Dataset excerpts:
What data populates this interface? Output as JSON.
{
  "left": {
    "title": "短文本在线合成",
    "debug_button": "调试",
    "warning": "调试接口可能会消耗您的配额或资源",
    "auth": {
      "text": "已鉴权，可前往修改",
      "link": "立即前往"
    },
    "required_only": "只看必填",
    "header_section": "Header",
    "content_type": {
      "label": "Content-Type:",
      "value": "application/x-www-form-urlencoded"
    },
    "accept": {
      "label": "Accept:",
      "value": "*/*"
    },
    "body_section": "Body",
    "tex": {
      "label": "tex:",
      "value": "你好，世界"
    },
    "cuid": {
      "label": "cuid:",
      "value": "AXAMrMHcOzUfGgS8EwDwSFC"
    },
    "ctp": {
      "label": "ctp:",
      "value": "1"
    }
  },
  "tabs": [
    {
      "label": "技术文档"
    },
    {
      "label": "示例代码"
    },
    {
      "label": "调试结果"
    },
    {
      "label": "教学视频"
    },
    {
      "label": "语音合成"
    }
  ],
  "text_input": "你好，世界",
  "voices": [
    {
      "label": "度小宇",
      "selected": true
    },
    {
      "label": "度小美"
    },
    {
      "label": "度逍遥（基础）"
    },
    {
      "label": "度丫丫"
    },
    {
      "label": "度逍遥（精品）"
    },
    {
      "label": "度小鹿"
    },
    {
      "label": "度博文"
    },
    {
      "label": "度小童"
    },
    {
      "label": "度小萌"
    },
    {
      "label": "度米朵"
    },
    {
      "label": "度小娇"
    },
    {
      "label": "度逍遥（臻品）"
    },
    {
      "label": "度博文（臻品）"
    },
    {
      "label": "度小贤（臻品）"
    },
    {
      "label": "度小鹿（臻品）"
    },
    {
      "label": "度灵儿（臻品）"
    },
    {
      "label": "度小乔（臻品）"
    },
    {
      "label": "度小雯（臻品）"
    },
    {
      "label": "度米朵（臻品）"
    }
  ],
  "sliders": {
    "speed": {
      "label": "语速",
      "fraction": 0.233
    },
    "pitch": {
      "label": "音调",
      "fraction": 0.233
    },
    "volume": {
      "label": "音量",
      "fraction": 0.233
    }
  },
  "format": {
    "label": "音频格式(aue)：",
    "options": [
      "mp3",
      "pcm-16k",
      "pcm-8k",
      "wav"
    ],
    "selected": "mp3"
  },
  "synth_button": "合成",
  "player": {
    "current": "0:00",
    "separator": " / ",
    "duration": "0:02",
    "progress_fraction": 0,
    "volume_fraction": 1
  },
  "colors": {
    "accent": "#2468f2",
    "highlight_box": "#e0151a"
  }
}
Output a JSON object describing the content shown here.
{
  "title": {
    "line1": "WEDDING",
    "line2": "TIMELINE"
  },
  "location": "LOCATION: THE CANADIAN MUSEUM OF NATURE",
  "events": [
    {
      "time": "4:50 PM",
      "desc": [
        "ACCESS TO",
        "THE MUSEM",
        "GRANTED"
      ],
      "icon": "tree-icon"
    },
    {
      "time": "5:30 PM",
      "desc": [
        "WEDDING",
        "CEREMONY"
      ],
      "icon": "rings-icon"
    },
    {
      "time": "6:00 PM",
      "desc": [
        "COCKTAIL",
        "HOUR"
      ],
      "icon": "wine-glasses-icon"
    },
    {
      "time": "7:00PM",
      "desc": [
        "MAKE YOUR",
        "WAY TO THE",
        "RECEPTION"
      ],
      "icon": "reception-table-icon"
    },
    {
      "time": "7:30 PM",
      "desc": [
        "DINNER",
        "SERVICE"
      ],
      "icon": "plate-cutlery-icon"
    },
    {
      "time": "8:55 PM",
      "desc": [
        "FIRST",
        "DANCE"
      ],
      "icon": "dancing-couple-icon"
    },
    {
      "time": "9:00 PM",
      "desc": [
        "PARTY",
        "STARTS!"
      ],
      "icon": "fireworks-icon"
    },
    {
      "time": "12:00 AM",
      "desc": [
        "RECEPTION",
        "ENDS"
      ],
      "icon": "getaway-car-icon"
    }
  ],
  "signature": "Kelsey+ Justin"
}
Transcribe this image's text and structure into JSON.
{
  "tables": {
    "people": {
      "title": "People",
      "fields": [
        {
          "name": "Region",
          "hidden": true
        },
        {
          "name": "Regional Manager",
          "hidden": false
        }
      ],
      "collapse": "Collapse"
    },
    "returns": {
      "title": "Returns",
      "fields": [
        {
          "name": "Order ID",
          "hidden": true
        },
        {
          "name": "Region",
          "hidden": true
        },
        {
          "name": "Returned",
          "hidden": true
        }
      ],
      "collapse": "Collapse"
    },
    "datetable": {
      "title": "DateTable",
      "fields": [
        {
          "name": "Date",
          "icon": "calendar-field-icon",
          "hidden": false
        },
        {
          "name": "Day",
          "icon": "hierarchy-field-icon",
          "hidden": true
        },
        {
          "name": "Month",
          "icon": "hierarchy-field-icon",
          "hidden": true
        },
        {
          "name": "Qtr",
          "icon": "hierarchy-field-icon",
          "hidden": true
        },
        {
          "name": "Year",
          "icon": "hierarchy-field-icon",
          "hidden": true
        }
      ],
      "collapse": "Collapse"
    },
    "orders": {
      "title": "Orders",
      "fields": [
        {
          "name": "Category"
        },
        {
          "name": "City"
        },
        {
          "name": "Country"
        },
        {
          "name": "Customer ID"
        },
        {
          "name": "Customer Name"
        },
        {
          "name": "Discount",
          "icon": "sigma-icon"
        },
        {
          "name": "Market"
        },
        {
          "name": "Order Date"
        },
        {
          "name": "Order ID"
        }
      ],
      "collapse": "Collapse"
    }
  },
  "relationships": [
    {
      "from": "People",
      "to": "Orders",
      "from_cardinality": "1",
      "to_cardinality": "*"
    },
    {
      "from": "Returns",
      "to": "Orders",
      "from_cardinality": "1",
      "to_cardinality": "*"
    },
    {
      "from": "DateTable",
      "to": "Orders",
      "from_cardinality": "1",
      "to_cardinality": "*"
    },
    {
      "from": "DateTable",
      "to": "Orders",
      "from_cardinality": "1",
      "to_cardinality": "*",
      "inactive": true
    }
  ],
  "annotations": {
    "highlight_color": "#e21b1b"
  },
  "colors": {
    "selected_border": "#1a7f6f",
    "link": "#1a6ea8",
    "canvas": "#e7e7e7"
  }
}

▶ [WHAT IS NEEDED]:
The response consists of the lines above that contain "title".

▶ [EXPECTED ANSWER]:
    "title": "短文本在线合成",
  "title": {
      "title": "People",
      "title": "Returns",
      "title": "DateTable",
      "title": "Orders",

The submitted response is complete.